When former Minnesota Vikings wide receiver Cris Carter called out his older brother Butch (himself a former NBA player and coach) as his "hero" in his Pro Football Hall of Fame induction speech recently, I was reminded where that philosophy may have taken root.
While I never knew Cris, my brother and I played elementary school basketball with Butch in 1969 in Troy, Ohio.
In 1967, the city had built a new elementary school that brought together two different parts of town. The assimilation didn't always go smoothly in those first couple of years, but the end result, I believe, was that we all learned that maybe we weren't so different after all.
In many ways the whole thing was, indeed, a mini-"Remember the Titans" experience.

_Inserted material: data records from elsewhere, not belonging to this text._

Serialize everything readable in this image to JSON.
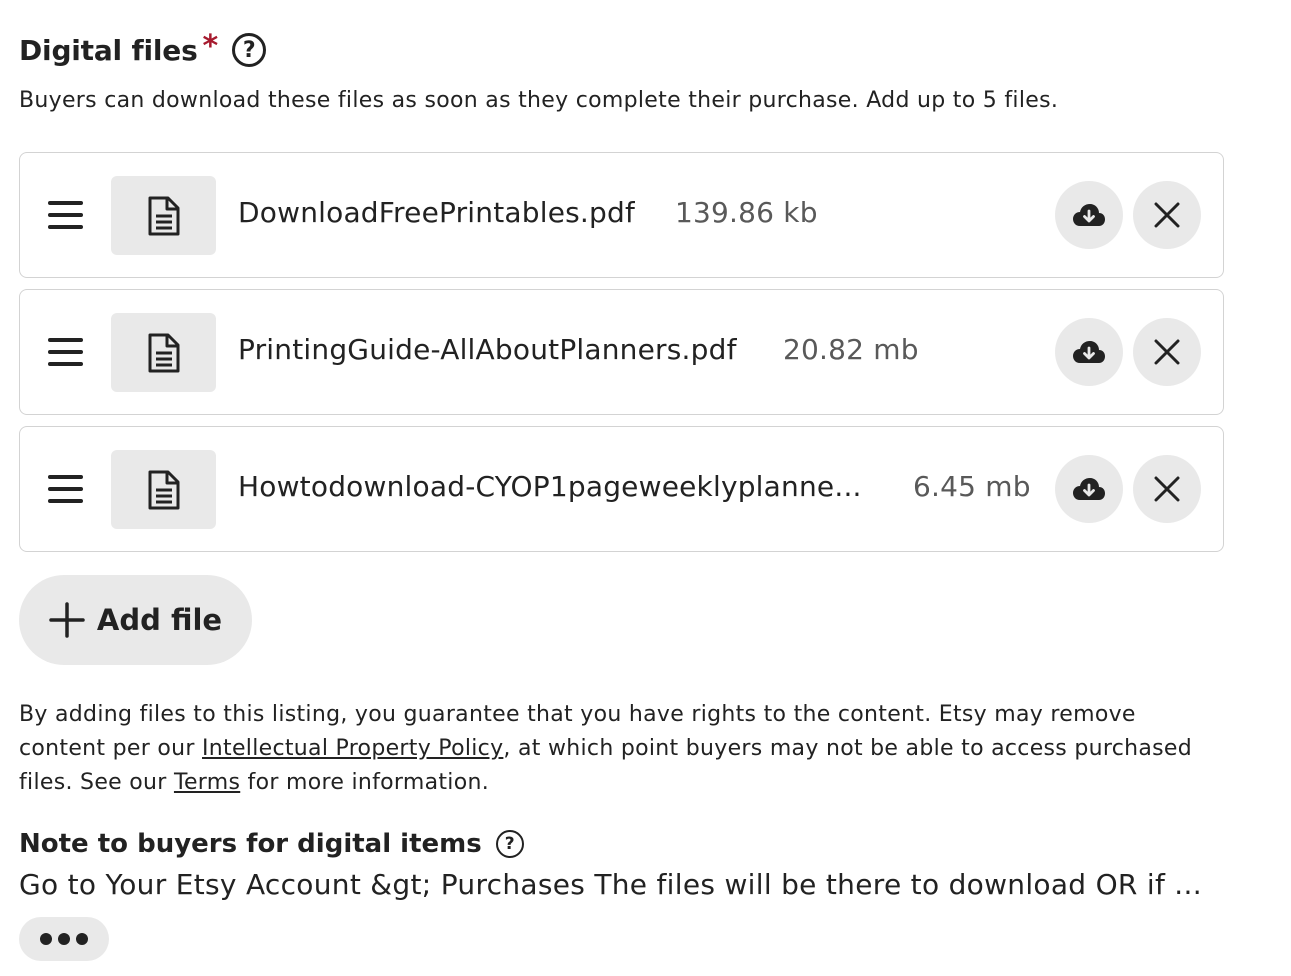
{
  "digital_files": {
    "title": "Digital files",
    "required_mark": "*",
    "help_symbol": "?",
    "description": "Buyers can download these files as soon as they complete their purchase. Add up to 5 files.",
    "files": [
      {
        "name": "DownloadFreePrintables.pdf",
        "size": "139.86 kb"
      },
      {
        "name": "PrintingGuide-AllAboutPlanners.pdf",
        "size": "20.82 mb"
      },
      {
        "name": "Howtodownload-CYOP1pageweeklyplanne...",
        "size": "6.45 mb"
      }
    ],
    "add_file_label": "Add file"
  },
  "legal": {
    "part1": "By adding files to this listing, you guarantee that you have rights to the content. Etsy may remove content per our ",
    "ip_policy_link": "Intellectual Property Policy",
    "part2": ", at which point buyers may not be able to access purchased files. See our ",
    "terms_link": "Terms",
    "part3": " for more information."
  },
  "note_to_buyers": {
    "title": "Note to buyers for digital items",
    "help_symbol": "?",
    "text": "Go to Your Etsy Account &gt; Purchases The files will be there to download OR if ..."
  },
  "icons": {
    "drag": "drag-handle-icon",
    "file": "document-icon",
    "download": "cloud-download-icon",
    "remove": "close-icon",
    "add": "plus-icon",
    "more": "ellipsis-icon"
  },
  "colors": {
    "text": "#222222",
    "muted": "#595959",
    "required": "#a61a2e",
    "button_bg": "#e9e9e9",
    "border": "#d3d3d3"
  }
}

My family moved to Blair County several years later, about the same time the Carters moved on to Middletown, Ohio, where they found great athletic success.
I've never had contact with Butch since then, but the whole experience was always bigger than one person anyway.
Many of the friendships forged in that elementary (and later junior high) experience were celebrated again as recently as several years ago when I was privileged to be able to attend our high school class reunion.
And the ingrained lessons that athletics teach - hard work, sportsmanship, self-discipline and bringing people together - still remain a core belief that more than once in a while helps guide daily decisions.
Maybe an even bigger "rubbing elbows" Hall of Fame induction memory - and a better story - would have been the time my wife, Dawn, and her father, Buck Ray, and I traveled to Canton in 1981 to watch the Cleveland Browns play in the Hall of Fame game and ended up literally rubbing elbows sitting in the honoree section at the game with George Blanda, Willie Davis, Jim Ringo and Red Badgro.
A better story for sure, but the only lesson learned from that experience is one I taught rather than had to learn - that just because there's some big guy sitting with the guests of honor doesn't mean he should be asked to autograph the game program along with the inductees.
Dave Crumrine is the principal at Central High School.